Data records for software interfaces
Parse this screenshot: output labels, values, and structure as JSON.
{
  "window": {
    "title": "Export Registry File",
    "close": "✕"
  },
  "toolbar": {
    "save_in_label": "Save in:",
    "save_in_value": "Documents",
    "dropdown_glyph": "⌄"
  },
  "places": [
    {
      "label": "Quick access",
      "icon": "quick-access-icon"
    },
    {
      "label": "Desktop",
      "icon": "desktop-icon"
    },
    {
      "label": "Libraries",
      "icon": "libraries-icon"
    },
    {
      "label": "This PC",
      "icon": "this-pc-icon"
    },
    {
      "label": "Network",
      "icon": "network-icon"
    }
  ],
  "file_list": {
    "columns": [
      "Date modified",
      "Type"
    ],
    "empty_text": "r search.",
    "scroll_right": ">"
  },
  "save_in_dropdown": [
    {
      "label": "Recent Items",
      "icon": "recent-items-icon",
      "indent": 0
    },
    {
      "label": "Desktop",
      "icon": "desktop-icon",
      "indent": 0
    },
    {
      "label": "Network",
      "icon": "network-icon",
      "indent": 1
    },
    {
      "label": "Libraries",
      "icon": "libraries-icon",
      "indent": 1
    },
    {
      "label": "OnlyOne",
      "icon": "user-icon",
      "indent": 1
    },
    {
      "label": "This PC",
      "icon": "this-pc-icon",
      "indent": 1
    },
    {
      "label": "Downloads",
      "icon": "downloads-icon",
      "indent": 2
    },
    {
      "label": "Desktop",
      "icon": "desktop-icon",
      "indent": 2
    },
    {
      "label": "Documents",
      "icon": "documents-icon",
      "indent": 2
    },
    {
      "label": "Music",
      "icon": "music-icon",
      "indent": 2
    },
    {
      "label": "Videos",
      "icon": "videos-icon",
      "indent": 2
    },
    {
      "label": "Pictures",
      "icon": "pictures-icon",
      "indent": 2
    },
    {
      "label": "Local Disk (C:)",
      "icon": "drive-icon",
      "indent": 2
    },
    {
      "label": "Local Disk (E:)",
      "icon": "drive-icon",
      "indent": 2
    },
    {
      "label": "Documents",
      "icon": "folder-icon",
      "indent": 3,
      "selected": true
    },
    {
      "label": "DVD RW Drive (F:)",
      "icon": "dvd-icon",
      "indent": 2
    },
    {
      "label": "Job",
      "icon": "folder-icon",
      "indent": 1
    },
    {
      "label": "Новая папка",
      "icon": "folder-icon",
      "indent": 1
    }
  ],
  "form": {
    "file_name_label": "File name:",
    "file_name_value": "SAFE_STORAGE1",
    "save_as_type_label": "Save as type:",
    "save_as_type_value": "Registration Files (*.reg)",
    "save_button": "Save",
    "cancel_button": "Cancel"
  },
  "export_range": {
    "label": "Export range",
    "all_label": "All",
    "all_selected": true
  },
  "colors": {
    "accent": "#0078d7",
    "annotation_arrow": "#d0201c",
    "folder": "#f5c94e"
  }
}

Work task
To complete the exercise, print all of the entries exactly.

Problem solution
Parse this screenshot: output labels, values, and structure as JSON.
{
  "window": {
    "title": "Export Registry File",
    "close": "✕"
  },
  "toolbar": {
    "save_in_label": "Save in:",
    "save_in_value": "Documents",
    "dropdown_glyph": "⌄"
  },
  "places": [
    {
      "label": "Quick access",
      "icon": "quick-access-icon"
    },
    {
      "label": "Desktop",
      "icon": "desktop-icon"
    },
    {
      "label": "Libraries",
      "icon": "libraries-icon"
    },
    {
      "label": "This PC",
      "icon": "this-pc-icon"
    },
    {
      "label": "Network",
      "icon": "network-icon"
    }
  ],
  "file_list": {
    "columns": [
      "Date modified",
      "Type"
    ],
    "empty_text": "r search.",
    "scroll_right": ">"
  },
  "save_in_dropdown": [
    {
      "label": "Recent Items",
      "icon": "recent-items-icon",
      "indent": 0
    },
    {
      "label": "Desktop",
      "icon": "desktop-icon",
      "indent": 0
    },
    {
      "label": "Network",
      "icon": "network-icon",
      "indent": 1
    },
    {
      "label": "Libraries",
      "icon": "libraries-icon",
      "indent": 1
    },
    {
      "label": "OnlyOne",
      "icon": "user-icon",
      "indent": 1
    },
    {
      "label": "This PC",
      "icon": "this-pc-icon",
      "indent": 1
    },
    {
      "label": "Downloads",
      "icon": "downloads-icon",
      "indent": 2
    },
    {
      "label": "Desktop",
      "icon": "desktop-icon",
      "indent": 2
    },
    {
      "label": "Documents",
      "icon": "documents-icon",
      "indent": 2
    },
    {
      "label": "Music",
      "icon": "music-icon",
      "indent": 2
    },
    {
      "label": "Videos",
      "icon": "videos-icon",
      "indent": 2
    },
    {
      "label": "Pictures",
      "icon": "pictures-icon",
      "indent": 2
    },
    {
      "label": "Local Disk (C:)",
      "icon": "drive-icon",
      "indent": 2
    },
    {
      "label": "Local Disk (E:)",
      "icon": "drive-icon",
      "indent": 2
    },
    {
      "label": "Documents",
      "icon": "folder-icon",
      "indent": 3,
      "selected": true
    },
    {
      "label": "DVD RW Drive (F:)",
      "icon": "dvd-icon",
      "indent": 2
    },
    {
      "label": "Job",
      "icon": "folder-icon",
      "indent": 1
    },
    {
      "label": "Новая папка",
      "icon": "folder-icon",
      "indent": 1
    }
  ],
  "form": {
    "file_name_label": "File name:",
    "file_name_value": "SAFE_STORAGE1",
    "save_as_type_label": "Save as type:",
    "save_as_type_value": "Registration Files (*.reg)",
    "save_button": "Save",
    "cancel_button": "Cancel"
  },
  "export_range": {
    "label": "Export range",
    "all_label": "All",
    "all_selected": true
  },
  "colors": {
    "accent": "#0078d7",
    "annotation_arrow": "#d0201c",
    "folder": "#f5c94e"
  }
}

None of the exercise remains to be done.